This is the first recipe for Tuesdays with Dorie from Baking with Julia, by Dorie Greenspan. The newly inspired group of bakers from the original Tuesdays with Dorie group are likely joined by a number of us cooking along with Dorie in the group French Fridays with Dorie. It should be an exciting adventure.
I’ve had this book for years (!), and have never made a single recipe until now. The book was originally published in 1996. It seems an unlikely time for me to have purchased it, since I’d just returned from 2 years in Australia – I don’t really remember it as a time for baking – but maybe that’s why it didn’t get used.
It’s interesting to see how cookbook publishing has changed. From all text in early books, to the wonderful drawn sketches in Mastering the Art of French Cooking to the black and white photos (with the sections of beautiful color photos) of this book, until now we have books with both full color photos, and apps with online recipes and demonstrations!
But, it’s time to get started. If you’ve followed my blog, you’ll know that I have been baking for quite a while and my grandmother taught me how to bake bread at a pretty young age. So it was fun for me to try something different (and also to re-visit my grandmother’s recipe).
Lately, I’ve gotten into the current “dump everything into the mixer, and let ‘er rip” kind of procedure with breads, but in this instance, I thought it would be fun to follow the process as written. Initially, it’s just the yeast, water, a bit of the sugar and salt into the bowl to let it all soften.
Then, half of the flour is added to get things started. It doesn’t look promising, but have faith – it will come together! The second half of the flour is added, to make a dough.
After just a couple of minutes, the whole thing ends up a bit of a lumpy mess, but it’s ok!
Now, the magic of modern appliances comes into play (OK, so, my Kitchenaid is over 30 years old – older than this cookbook, but still…). The dough gets kneaded for about 8-10 minutes more. It ends up looking like this.
But we’re not done yet. Unlike my grandmother’s recipe, the butter is added later, and a tablespoon or so at a time.
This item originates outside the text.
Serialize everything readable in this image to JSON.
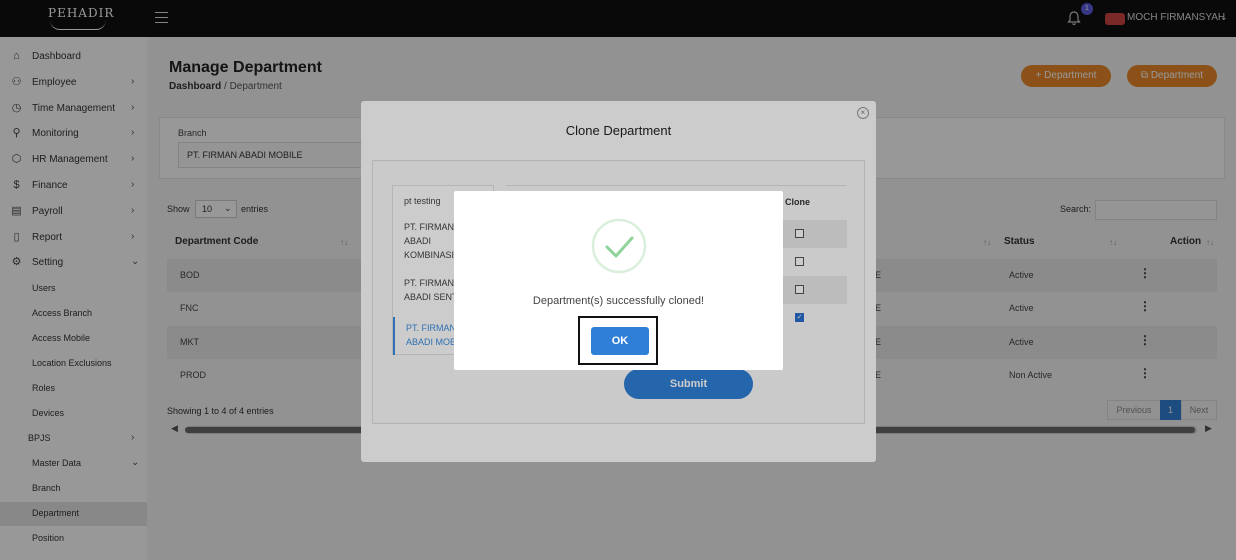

Luckily, Baking with Julia warns us that our beautiful dough is likely to separate! I’m not sure why it’s done this way – I’d love to know what the reason is.
Eventually, it becomes a beautiful bread dough again, and all is saved! Back in the day, I used to get all worried about not kneading bread dough by hand, as if something elemental would be missing. Those days are gone, though I admit I will still spin it a turn or two if the mood strikes. Once it’s in a nice ball, it’s placed in a greased bowl – I put it “pretty side down” to take care of the top, then turn it over to rest.
After the dough has risen appropriately (OK, so about double),
this is where it gets more interesting. I’m more of a “wrap the dough under and turn it into a nice oblong shape for the pan” kind of person when it comes to shaping loaves. Not here though. There’s a specific pattern to follow. I suspect it would make terrific-looking cinnamon swirls, or some such thing. But in the interest of learning, here’s what I did.
Then, it all gets plopped into a prepared loaf pan. As you can probably guess, maybe a bit unevenly, but oh well. The loaf got covered to allow a nice rise. The other half got placed into a bag in the freezer… you’ll find out more about that later!
The dough is allowed to rise until nearly double (the rest will happen in the oven). It’s baked for about 35 minutes (for my oven), importantly, until it reaches 200 degrees.
(you can see it’s a little lopsided… an opportunity for improvement for next time!) It sits, it rests, it cools, and then it gets sliced!
This was really great white bread. Over the last couple of weeks, I’ve made both this and my grandmother’s recipes (the main differences: 5.5 c vs. 7 c flour, and the butter added at the end in this recipe). They are both good. My pans are a little smaller, so the lower amount of flour makes sense – plus there’s the nostalgia of the recipe my grandmother gave me. Absent that, this is perfect! And who doesn’t love, love, love fresh, homemade bread? Just today we had a “toast” break – homemade bread, butter and jam for a nice little pause in a busy day.
So, what did I do with that other half of the recipe? Well, the other thing my grandmother taught me to make was cinnamon rolls. I was going to Tucson to visit two of my nieces who go to UofA on Saturday, and thought it would be nice to make a treat. And what is the only thing better than a loaf of homemade bread? You guessed it – homemade cinnamon rolls!
I’ll blog about them at another time. But this was a fun, delicious (and even nostalgic) recipe. What a great start of a new adventure! Can’t wait to see what all of the other Tuesday with Dorie bloggers write about. If you’d like to try the recipe, you can find it here.